(A) Getting a 15% rate of return on some investment (a cheery notion) -or-
(B) Getting every dollar back on every car you, your spouse & your kids will drive
for the next 30+ years, but you earn 4% on the money…
…which would you choose?
I hope your answer is either (B) or “that’s not enough info” or “that depends”.  Here’s why.
We Americans have apparently been smitten with the prospect of “rate of return”
or “ROR” or “IRR” (internal rate of return) as far back as we learned how to count.
But there is more to managing your finances that merely swinging for the fences.
1.  You must assume that the 15% option must necessarily bring with it some degree of risk, possibly catastrophic risk of loss of principal.
2.  You didn’t put a dollar amount into the 15% deal, so we could have been talking about a meaningless transaction
(All I gave you was the premise of that attractive rate and your heart started pounding … come on, you know it’s true)
3.  You didn’t consider the tax implications – was it 15% gross, before all taxes? – which would be more like 9% net – still decent, but not stellar.
4.  You didn’t think about how long that hypothetical 15% would be earned – was it a portion of one year?  – which would make it sound
like the teaser rates offered by some traditional banks on CD’s, all sizzle, no steak.
5.  You didn’t consider your own tendency to take out the money as soon as you made it, which kills the so-called compounding of dollars.
6.  You didn’t think about your own spotty history of putting the money in / taking it out, never really giving it TIME to grow.
7.  You were not given any information about the track record or integrity of the offering entity.
You get the picture.
1.  You could be getting all your money back on something you can actually measure: your car payments; the purchase price of the car;
the length of time you will all be driving; the number of kids in your family; the cost of insurance, sales tax, registration, etc,
( Yes, I added these last 3 items as a bonus, but if you’re going to dream, dream BIG ! )
2.  We’re talking about a concrete example of an expense you already have, not something you’d have to find new money to pay for.
3.  Since I’ve already done the math on my own set of facts, I can tell you this number is usually 7 figures, so you would potentially be adding
$ 1.0 million or more to your bottom line net worth, at a time when it just could be important to your retirement security.
The truth is, there is a growing number of people like you, clients, advisors, professionals, business owners, across the country,
people who have proven for themselves that this is not an impossibility, but is very doable, very real, very practical, very sound…
… and who are already practicing this in their own lives.
More to come on Privatized Banking.  Contact me if you’d like to learn more.
Joe Pantozzi CLU, Chartered Financial Consultant

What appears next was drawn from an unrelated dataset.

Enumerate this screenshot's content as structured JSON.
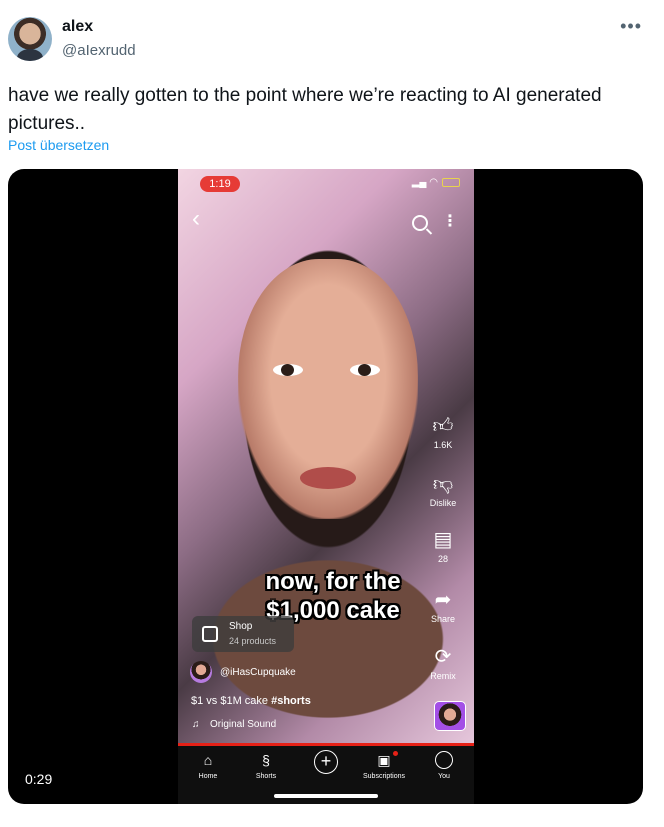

Alpha & Omega Financial Services, Inc.
Common Sense Economics since 1976

Becoming Your Own Banker: The Infinite Banking Concept

For where your treasure is, there will your heart be also.  Mt. 6:21
Securities products and investment advisory services offered through registered representatives/investment advisor associates of Ameritas Investment Corp (AIC) member FINRA/SIPC.
AIC is not affiliated with Alpha & Omega Financial Services Inc.

Leave a Reply